Dr. Trudeau died in 1915. The statue of him was proposed in 1917. Patients raised money during WWI. It was very difficult to get money and metal during the war. Installed in August, 1918, the statue, known as the Trudeau Memorial, was made by Gutzon Borglum, sculptor of Mt. Rushmore. The bronze statue illustrates the typical posture of a tuberculosis patient with a blanket folded on lap to keep warm (a pamphlet told patients exactly how to fold it). It is considered a good likeness of Dr. Trudeau. The statue was moved from the Sanatorium property when Trudeau Institute opened in 1964. A plaque on the pedestal has one of Dr. Trudeau's favorite quotes. The quote is in French. Translated, it reads: To cure sometimes, to relieve often, to comfort always."

British Medical Journal - 7 October 1967: L. M. Payne

"Guérir quelquefois, Soulager souvent, Consoler toujours" 

The number of people who have sought for the origin of this quotation must be legion and those who have guessed at its source no less. These words have been used to summarize the vocation of both doctor and nurse. They have been attributed to people as widely separated in time as Hippocrates and Florence Nightingale, Paré and Edward Livingston Trudeau. In a recent paper they were attributed to Oliver Wendell Holmes. The author had taken it from the Practice of Dynamic Psychiatry by J. H. Masserman, p. 359 (Philadelphia, 1955). It is significant that of all the quotations found at the beginning of each chapter this one alone lacked the precise reference, the author's name only being given. The fact that these words are found in Latin, French, and English does not make it any easier to document their earliest use. They are found in a window in the New York Academy of Medicine. They are part of the nurses' window in Guildford Cathedral. In a stained-glass window on the history of medicine in the Mayo Clinic they form part of the Lister window, in the description of which the saying is attributed to Trudeau.

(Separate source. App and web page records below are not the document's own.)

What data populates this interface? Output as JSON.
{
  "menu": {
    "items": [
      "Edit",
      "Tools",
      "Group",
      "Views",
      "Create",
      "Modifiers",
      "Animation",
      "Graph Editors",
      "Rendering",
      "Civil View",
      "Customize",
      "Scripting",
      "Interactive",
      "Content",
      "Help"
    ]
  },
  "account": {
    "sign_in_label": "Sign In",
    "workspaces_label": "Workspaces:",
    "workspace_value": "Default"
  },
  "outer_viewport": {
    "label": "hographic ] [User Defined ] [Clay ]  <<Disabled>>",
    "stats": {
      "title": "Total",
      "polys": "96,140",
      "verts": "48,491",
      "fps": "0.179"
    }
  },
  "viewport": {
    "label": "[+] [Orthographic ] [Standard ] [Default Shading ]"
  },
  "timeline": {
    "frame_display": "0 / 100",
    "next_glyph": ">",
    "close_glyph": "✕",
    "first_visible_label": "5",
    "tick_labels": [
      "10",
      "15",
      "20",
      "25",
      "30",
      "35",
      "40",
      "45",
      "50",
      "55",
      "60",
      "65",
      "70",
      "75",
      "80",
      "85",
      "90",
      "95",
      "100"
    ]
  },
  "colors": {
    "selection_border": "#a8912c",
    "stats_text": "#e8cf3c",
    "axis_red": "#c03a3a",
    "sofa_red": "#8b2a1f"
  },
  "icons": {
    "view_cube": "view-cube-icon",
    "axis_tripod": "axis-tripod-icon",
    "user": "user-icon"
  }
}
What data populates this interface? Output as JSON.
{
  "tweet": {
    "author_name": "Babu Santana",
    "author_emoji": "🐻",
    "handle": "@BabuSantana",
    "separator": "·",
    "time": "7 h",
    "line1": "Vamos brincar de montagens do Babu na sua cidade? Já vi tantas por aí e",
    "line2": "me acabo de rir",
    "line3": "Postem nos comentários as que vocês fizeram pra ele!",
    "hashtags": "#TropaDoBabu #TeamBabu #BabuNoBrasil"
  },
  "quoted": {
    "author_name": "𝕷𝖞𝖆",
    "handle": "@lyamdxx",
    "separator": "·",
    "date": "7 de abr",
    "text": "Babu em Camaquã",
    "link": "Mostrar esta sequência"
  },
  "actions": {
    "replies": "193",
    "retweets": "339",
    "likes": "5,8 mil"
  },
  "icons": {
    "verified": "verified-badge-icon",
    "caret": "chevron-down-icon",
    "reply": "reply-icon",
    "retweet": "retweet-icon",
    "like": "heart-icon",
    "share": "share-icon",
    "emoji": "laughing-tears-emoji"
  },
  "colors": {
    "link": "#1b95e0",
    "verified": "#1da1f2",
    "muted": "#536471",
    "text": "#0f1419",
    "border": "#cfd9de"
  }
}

This may be because W. B. James, at a memorial meeting to Dr. E. L. Trudeau in January 1916, told how he had first heard from him a quotation which, they used to agree, briefly and comprehensively described the ideal aim of a physician - "Guérir quelquefois, solager souvent, consoler toujours"; or it may be because at Saranac Lake these words are found on the memorial statue of Trudeau in the grounds of the Trudeau Institute and beneath an oil painting in the library. 

Since the dedication of the statue in August 1918, if not before, the librarian of he local public library, in common with many other librarians the world over, has sought in vain, far and wide, for the origin of this quotation.

When Sir Theodore Fox in his Harveian Oration used this quotation as "the classical summary of the doctor's vocation" he avoided attributing it to any author. A. L. Donaldson said that Dr. Trudeau exemplified to the full the maxim of a great French Physician which he was very fond of quoting. This may refer to Armand Trousseau; but a search of his works by one librarian has produced nothing nearer than ". . . one infirmité sans gravité, u'on ne put guar espérer guérir, mais qu'on ne peut toujours soulager" (Clinique médicale de l'Hotel de Die de Paris, 2nd ed., vol. 3, p. 781, Paris, 1865). A similar saying is found in Paré in Canons et regimes chirurgiques de l'auteur: "L'office du bon médecin best de guérir la malady due still ne vent a settee fin, au Moines faut-il quail la pale." Witkowski, either alone or in co-operation with Cabanes, has written a number of works comprising medical anecdotes and quotations. In one of these he reproduces words attributed to Asclepiades: "the duty of a physician is to cure diseases safely, quickly and happily." It was not until 1909 that Witkowski and Cabanes published a book with a chapter headed "Proverbs et dictons sur les médecins" which had original quotations in italic and comments in roman type. Beneath the quotation "La présence d'un Médecin profits beaucoup," which is preceded by the words "Au XV siecle, on disait," there is this sentence in roman: "Son role best de guérir quelquefois, solacer solvent, et consoler toujours."

In the light of this it may or may not be naive to suggest that in this form the quotation is no older than 1909, or the date when Witkowski and Cabanes collected the material for their book; it is clear, however, that a misreading of this book would account for the quotation being regarded as fifteenth century or earlier. Perhaps it is one of those sayings which have, so to speak, evolved with the passage of time. Professor Ackerknecht, who provided the reference to Paré, thinks it is proverbial. In the Latin and English versions of Paré's Canons there has been some rearrangement as compared with the original French, with the result that there are two now fairly close together which embody the sentiments of cure, relief and comfort:

6. It is the part of a good Physition to heale the disease, or certainly to bring it to a better passe, as nature shall give leave.

10. You shall comfort the Patient with hope of recoverie, even when as there is danger of death.

By recording known published references earlier than Witkowski some light may be thrown on its origin, even if the actual source cannot be found.